Source data:
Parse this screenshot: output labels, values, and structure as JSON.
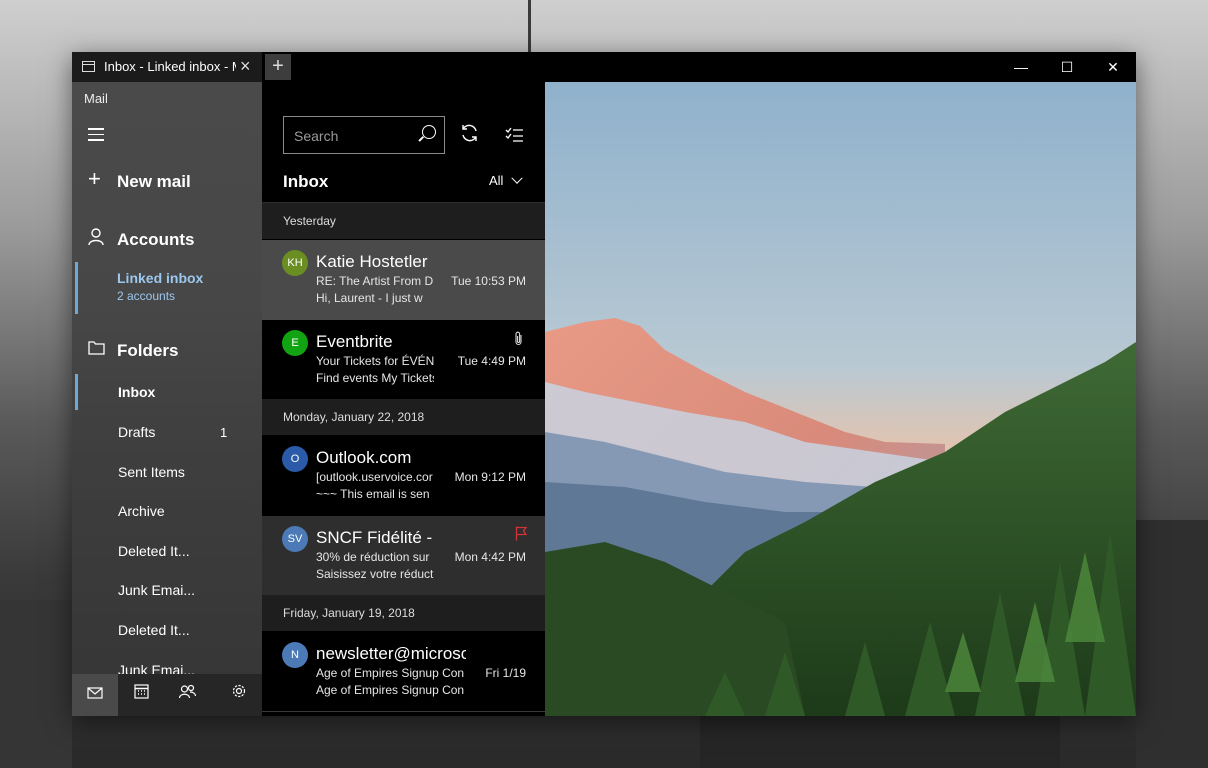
{
  "window": {
    "tab_title": "Inbox - Linked inbox - Mail",
    "new_tab_symbol": "+",
    "minimize_symbol": "—",
    "maximize_symbol": "☐",
    "close_symbol": "✕"
  },
  "nav": {
    "app_label": "Mail",
    "new_mail": "New mail",
    "accounts": "Accounts",
    "linked_inbox_title": "Linked inbox",
    "linked_inbox_sub": "2 accounts",
    "folders_label": "Folders",
    "folders": [
      {
        "name": "Inbox",
        "count": ""
      },
      {
        "name": "Drafts",
        "count": "1"
      },
      {
        "name": "Sent Items",
        "count": ""
      },
      {
        "name": "Archive",
        "count": ""
      },
      {
        "name": "Deleted It...",
        "count": ""
      },
      {
        "name": "Junk Emai...",
        "count": ""
      },
      {
        "name": "Deleted It...",
        "count": ""
      },
      {
        "name": "Junk Emai...",
        "count": ""
      }
    ],
    "bottom_icons": [
      "mail-icon",
      "calendar-icon",
      "people-icon",
      "settings-icon"
    ]
  },
  "list": {
    "search_placeholder": "Search",
    "title": "Inbox",
    "filter": "All",
    "groups": [
      {
        "date": "Yesterday",
        "messages": [
          {
            "initials": "KH",
            "avatar_color": "#6b8e23",
            "sender": "Katie Hostetler",
            "subject": "RE: The Artist From DI",
            "preview": "Hi, Laurent -     I just w",
            "time": "Tue 10:53 PM"
          },
          {
            "initials": "E",
            "avatar_color": "#12a312",
            "sender": "Eventbrite",
            "subject": "Your Tickets for ÉVÉNE",
            "preview": "Find events My Tickets",
            "time": "Tue 4:49 PM",
            "attachment": true
          }
        ]
      },
      {
        "date": "Monday, January 22, 2018",
        "messages": [
          {
            "initials": "O",
            "avatar_color": "#2b5aa8",
            "sender": "Outlook.com",
            "subject": "[outlook.uservoice.cor",
            "preview": "~~~ This email is sen",
            "time": "Mon 9:12 PM"
          },
          {
            "initials": "SV",
            "avatar_color": "#4b7ab7",
            "sender": "SNCF Fidélité - F",
            "subject": "30% de réduction sur",
            "preview": "Saisissez votre réducti",
            "time": "Mon 4:42 PM",
            "flagged": true
          }
        ]
      },
      {
        "date": "Friday, January 19, 2018",
        "messages": [
          {
            "initials": "N",
            "avatar_color": "#4b7ab7",
            "sender": "newsletter@microso",
            "subject": "Age of Empires Signup Con",
            "preview": "Age of Empires Signup Con",
            "time": "Fri 1/19"
          }
        ]
      }
    ]
  },
  "colors": {
    "accent": "#6ea7d9",
    "flag": "#d13438"
  }
}
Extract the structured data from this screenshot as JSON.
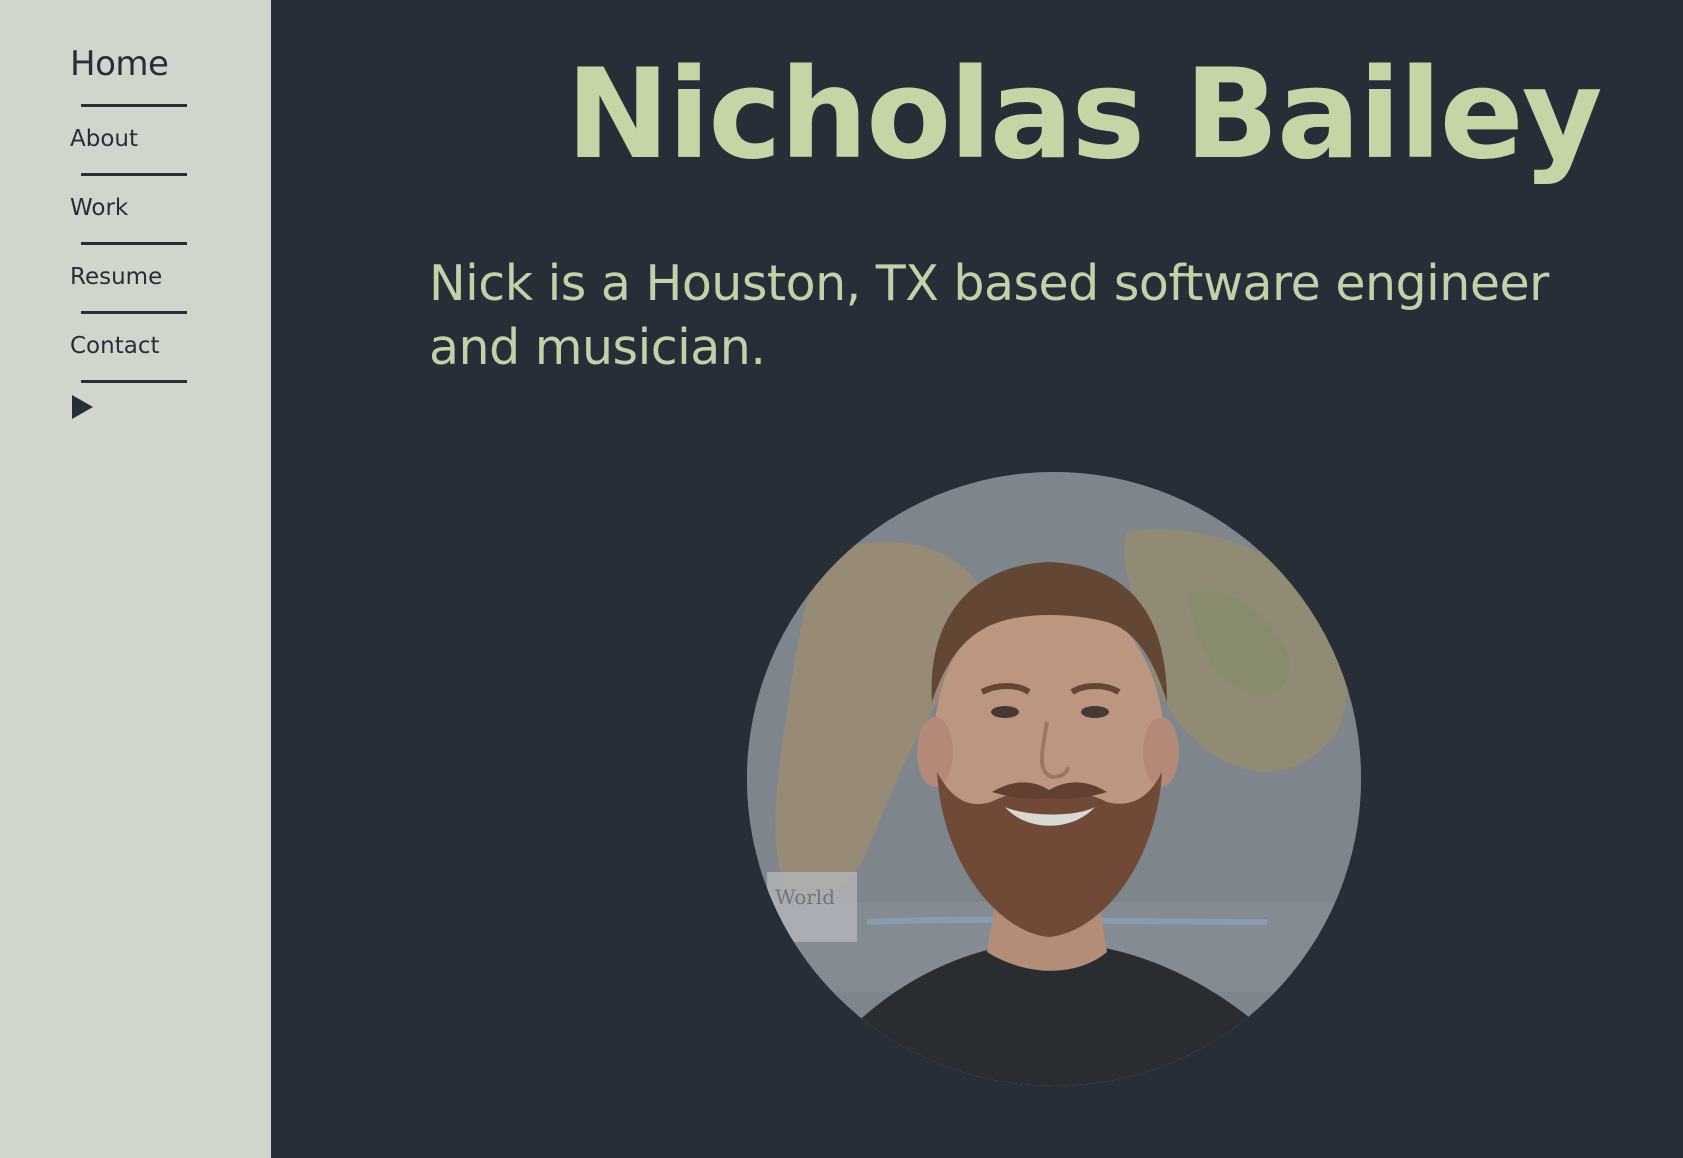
{
  "sidebar": {
    "items": [
      {
        "label": "Home"
      },
      {
        "label": "About"
      },
      {
        "label": "Work"
      },
      {
        "label": "Resume"
      },
      {
        "label": "Contact"
      }
    ],
    "play_icon": "play-icon"
  },
  "main": {
    "title": "Nicholas Bailey",
    "intro": "Nick is a Houston, TX based software engineer and musician.",
    "portrait_icon": "profile-photo"
  },
  "colors": {
    "sidebar_bg": "#d0d6cc",
    "main_bg": "#272e37",
    "accent_text": "#c5d5a6",
    "nav_text": "#272e37"
  }
}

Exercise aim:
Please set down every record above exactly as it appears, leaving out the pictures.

Solution to the exercise:
Parse this screenshot: output labels, values, and structure as JSON.
{
  "window": {
    "tab_title": "Inbox - Linked inbox - Mail",
    "new_tab_symbol": "+",
    "minimize_symbol": "—",
    "maximize_symbol": "☐",
    "close_symbol": "✕"
  },
  "nav": {
    "app_label": "Mail",
    "new_mail": "New mail",
    "accounts": "Accounts",
    "linked_inbox_title": "Linked inbox",
    "linked_inbox_sub": "2 accounts",
    "folders_label": "Folders",
    "folders": [
      {
        "name": "Inbox",
        "count": ""
      },
      {
        "name": "Drafts",
        "count": "1"
      },
      {
        "name": "Sent Items",
        "count": ""
      },
      {
        "name": "Archive",
        "count": ""
      },
      {
        "name": "Deleted It...",
        "count": ""
      },
      {
        "name": "Junk Emai...",
        "count": ""
      },
      {
        "name": "Deleted It...",
        "count": ""
      },
      {
        "name": "Junk Emai...",
        "count": ""
      }
    ],
    "bottom_icons": [
      "mail-icon",
      "calendar-icon",
      "people-icon",
      "settings-icon"
    ]
  },
  "list": {
    "search_placeholder": "Search",
    "title": "Inbox",
    "filter": "All",
    "groups": [
      {
        "date": "Yesterday",
        "messages": [
          {
            "initials": "KH",
            "avatar_color": "#6b8e23",
            "sender": "Katie Hostetler",
            "subject": "RE: The Artist From DI",
            "preview": "Hi, Laurent -     I just w",
            "time": "Tue 10:53 PM"
          },
          {
            "initials": "E",
            "avatar_color": "#12a312",
            "sender": "Eventbrite",
            "subject": "Your Tickets for ÉVÉNE",
            "preview": "Find events My Tickets",
            "time": "Tue 4:49 PM",
            "attachment": true
          }
        ]
      },
      {
        "date": "Monday, January 22, 2018",
        "messages": [
          {
            "initials": "O",
            "avatar_color": "#2b5aa8",
            "sender": "Outlook.com",
            "subject": "[outlook.uservoice.cor",
            "preview": "~~~ This email is sen",
            "time": "Mon 9:12 PM"
          },
          {
            "initials": "SV",
            "avatar_color": "#4b7ab7",
            "sender": "SNCF Fidélité - F",
            "subject": "30% de réduction sur",
            "preview": "Saisissez votre réducti",
            "time": "Mon 4:42 PM",
            "flagged": true
          }
        ]
      },
      {
        "date": "Friday, January 19, 2018",
        "messages": [
          {
            "initials": "N",
            "avatar_color": "#4b7ab7",
            "sender": "newsletter@microso",
            "subject": "Age of Empires Signup Con",
            "preview": "Age of Empires Signup Con",
            "time": "Fri 1/19"
          }
        ]
      }
    ]
  },
  "colors": {
    "accent": "#6ea7d9",
    "flag": "#d13438"
  }
}
Extract the structured data from this screenshot as JSON.
{
  "sidebar": {
    "items": [
      {
        "label": "Home"
      },
      {
        "label": "About"
      },
      {
        "label": "Work"
      },
      {
        "label": "Resume"
      },
      {
        "label": "Contact"
      }
    ],
    "play_icon": "play-icon"
  },
  "main": {
    "title": "Nicholas Bailey",
    "intro": "Nick is a Houston, TX based software engineer and musician.",
    "portrait_icon": "profile-photo"
  },
  "colors": {
    "sidebar_bg": "#d0d6cc",
    "main_bg": "#272e37",
    "accent_text": "#c5d5a6",
    "nav_text": "#272e37"
  }
}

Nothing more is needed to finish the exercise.